Below are some entries; write out each one of them exactly.

========

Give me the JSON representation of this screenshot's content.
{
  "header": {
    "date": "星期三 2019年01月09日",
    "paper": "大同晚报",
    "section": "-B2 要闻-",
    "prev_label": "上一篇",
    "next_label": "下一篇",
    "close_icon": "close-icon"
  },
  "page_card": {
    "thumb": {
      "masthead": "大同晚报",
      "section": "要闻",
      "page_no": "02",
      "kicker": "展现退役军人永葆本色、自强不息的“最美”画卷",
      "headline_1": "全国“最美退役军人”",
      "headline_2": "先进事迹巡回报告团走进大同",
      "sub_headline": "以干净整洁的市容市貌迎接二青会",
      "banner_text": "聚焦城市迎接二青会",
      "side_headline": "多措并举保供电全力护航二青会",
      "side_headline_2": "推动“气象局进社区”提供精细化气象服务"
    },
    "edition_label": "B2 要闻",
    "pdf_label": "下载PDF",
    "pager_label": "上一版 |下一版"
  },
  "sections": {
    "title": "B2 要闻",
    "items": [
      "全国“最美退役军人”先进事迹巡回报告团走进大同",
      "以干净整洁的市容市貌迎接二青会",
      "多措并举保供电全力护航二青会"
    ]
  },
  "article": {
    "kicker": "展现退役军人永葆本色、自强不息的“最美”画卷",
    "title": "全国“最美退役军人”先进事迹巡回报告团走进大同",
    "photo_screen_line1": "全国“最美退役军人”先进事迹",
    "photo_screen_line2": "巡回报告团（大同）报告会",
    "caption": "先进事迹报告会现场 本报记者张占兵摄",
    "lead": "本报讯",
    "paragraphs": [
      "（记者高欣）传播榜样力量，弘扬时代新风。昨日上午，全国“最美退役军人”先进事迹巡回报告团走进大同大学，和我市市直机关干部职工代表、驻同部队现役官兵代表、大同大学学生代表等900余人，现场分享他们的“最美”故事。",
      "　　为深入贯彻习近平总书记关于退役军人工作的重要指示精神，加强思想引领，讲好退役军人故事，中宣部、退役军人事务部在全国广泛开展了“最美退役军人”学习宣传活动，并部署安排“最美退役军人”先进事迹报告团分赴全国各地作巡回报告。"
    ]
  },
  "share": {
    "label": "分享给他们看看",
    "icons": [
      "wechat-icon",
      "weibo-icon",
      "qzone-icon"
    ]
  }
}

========

SOLUTION TO THE EXERCISE:
Give me the JSON representation of this screenshot's content.
{
  "header": {
    "date": "星期三 2019年01月09日",
    "paper": "大同晚报",
    "section": "-B2 要闻-",
    "prev_label": "上一篇",
    "next_label": "下一篇",
    "close_icon": "close-icon"
  },
  "page_card": {
    "thumb": {
      "masthead": "大同晚报",
      "section": "要闻",
      "page_no": "02",
      "kicker": "展现退役军人永葆本色、自强不息的“最美”画卷",
      "headline_1": "全国“最美退役军人”",
      "headline_2": "先进事迹巡回报告团走进大同",
      "sub_headline": "以干净整洁的市容市貌迎接二青会",
      "banner_text": "聚焦城市迎接二青会",
      "side_headline": "多措并举保供电全力护航二青会",
      "side_headline_2": "推动“气象局进社区”提供精细化气象服务"
    },
    "edition_label": "B2 要闻",
    "pdf_label": "下载PDF",
    "pager_label": "上一版 |下一版"
  },
  "sections": {
    "title": "B2 要闻",
    "items": [
      "全国“最美退役军人”先进事迹巡回报告团走进大同",
      "以干净整洁的市容市貌迎接二青会",
      "多措并举保供电全力护航二青会"
    ]
  },
  "article": {
    "kicker": "展现退役军人永葆本色、自强不息的“最美”画卷",
    "title": "全国“最美退役军人”先进事迹巡回报告团走进大同",
    "photo_screen_line1": "全国“最美退役军人”先进事迹",
    "photo_screen_line2": "巡回报告团（大同）报告会",
    "caption": "先进事迹报告会现场 本报记者张占兵摄",
    "lead": "本报讯",
    "paragraphs": [
      "（记者高欣）传播榜样力量，弘扬时代新风。昨日上午，全国“最美退役军人”先进事迹巡回报告团走进大同大学，和我市市直机关干部职工代表、驻同部队现役官兵代表、大同大学学生代表等900余人，现场分享他们的“最美”故事。",
      "　　为深入贯彻习近平总书记关于退役军人工作的重要指示精神，加强思想引领，讲好退役军人故事，中宣部、退役军人事务部在全国广泛开展了“最美退役军人”学习宣传活动，并部署安排“最美退役军人”先进事迹报告团分赴全国各地作巡回报告。"
    ]
  },
  "share": {
    "label": "分享给他们看看",
    "icons": [
      "wechat-icon",
      "weibo-icon",
      "qzone-icon"
    ]
  }
}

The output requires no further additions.